What Does This Mean for Marine Life?
The stability of the virus at different pH and salt concentrations in cold water could mean that the SARS-CoV-2 virus can survive in both fresh and seawater without much difference. In fact, the virus has been found in seawater exposed to untreated sewage and may build up within scavengers like mollusks, which are known for their biomagnification capabilities.
Cetaceans, especially whales, are known to express ACE2 receptors with high similarity levels to humans, which means they can be vulnerable to the infection. Whales have large throats, swallow large amounts of water as they filter-feed, and eat along the coastline on sea animals that are found at sites where sewage enters the ocean. For instance, minke whales feed on mackerel and orca whales on chinook salmon.
Dwarf minke whale (Balaenoptera acutorostrata). Image Credit: aquapix / Shutterstock
This could expose them to large doses of the virus – it is estimated that a medium-sized whale could receive 5.65 million copies of the virus every second, and this could, in turn, reflect in increased exposure of humans to the virus through seafood – a circular path of transmission.
The study concludes, “The analysis suggests that public interactions with rivers and coastal waters following wastewater spills should be minimized to reduce the risk of infection.” The main risk is human-to-human spread, but it could also allow the virus to infect new animal species and, in turn, result in a future re-entry of the virus into the human population.

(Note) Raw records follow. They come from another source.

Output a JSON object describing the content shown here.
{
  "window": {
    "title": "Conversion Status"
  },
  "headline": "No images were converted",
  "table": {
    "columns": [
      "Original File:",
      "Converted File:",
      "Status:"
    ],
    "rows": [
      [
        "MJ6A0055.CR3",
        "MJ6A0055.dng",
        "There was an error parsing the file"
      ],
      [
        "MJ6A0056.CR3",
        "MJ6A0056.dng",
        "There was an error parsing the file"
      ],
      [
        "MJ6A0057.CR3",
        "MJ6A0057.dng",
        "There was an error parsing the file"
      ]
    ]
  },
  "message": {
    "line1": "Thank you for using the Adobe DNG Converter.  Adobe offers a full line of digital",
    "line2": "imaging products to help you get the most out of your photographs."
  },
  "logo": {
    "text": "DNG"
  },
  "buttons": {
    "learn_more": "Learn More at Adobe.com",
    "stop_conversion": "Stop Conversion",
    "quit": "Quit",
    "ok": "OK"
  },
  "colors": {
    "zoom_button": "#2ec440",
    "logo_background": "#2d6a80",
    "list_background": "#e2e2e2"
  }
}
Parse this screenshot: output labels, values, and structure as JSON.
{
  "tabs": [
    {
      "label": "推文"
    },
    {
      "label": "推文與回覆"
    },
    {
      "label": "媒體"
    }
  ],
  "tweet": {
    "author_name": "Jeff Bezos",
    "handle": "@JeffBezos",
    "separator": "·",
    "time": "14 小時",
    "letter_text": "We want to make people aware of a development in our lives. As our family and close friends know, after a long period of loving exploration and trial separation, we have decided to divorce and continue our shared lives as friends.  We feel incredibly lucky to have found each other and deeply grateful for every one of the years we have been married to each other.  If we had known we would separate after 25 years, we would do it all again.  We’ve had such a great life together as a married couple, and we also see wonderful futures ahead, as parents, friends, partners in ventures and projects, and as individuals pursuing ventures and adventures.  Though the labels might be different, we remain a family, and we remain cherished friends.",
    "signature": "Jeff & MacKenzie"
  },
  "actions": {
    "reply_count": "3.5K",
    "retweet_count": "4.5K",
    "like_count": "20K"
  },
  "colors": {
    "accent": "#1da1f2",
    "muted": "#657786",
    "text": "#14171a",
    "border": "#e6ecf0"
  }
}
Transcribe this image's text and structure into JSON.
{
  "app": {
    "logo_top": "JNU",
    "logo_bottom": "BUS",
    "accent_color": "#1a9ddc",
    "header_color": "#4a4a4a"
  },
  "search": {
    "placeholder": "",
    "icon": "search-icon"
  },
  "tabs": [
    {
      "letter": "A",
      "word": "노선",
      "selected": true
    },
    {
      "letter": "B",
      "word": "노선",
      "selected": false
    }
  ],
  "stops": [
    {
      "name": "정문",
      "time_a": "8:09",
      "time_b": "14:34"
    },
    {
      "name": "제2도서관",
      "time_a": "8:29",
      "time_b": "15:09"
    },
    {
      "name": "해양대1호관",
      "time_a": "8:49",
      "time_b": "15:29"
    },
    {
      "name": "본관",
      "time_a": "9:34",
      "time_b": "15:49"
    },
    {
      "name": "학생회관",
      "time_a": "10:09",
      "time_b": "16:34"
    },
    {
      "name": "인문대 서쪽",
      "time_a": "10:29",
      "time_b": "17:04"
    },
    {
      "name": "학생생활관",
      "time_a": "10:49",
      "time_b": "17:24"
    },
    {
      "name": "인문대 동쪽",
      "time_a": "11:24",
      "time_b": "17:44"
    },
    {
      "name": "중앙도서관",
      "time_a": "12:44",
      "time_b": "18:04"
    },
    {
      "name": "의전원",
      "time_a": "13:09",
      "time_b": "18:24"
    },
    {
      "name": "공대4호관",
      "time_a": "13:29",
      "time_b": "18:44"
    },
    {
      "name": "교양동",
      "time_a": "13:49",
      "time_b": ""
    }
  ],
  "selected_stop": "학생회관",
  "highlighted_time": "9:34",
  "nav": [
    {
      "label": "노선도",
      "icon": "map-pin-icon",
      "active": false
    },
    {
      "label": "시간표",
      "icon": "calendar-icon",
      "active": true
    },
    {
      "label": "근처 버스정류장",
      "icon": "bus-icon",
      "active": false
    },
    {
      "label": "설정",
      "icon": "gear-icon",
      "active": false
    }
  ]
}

medRxiv publishes preliminary scientific reports that are not peer-reviewed and, therefore, should not be regarded as conclusive, guide clinical practice/health-related behavior, or treated as established information.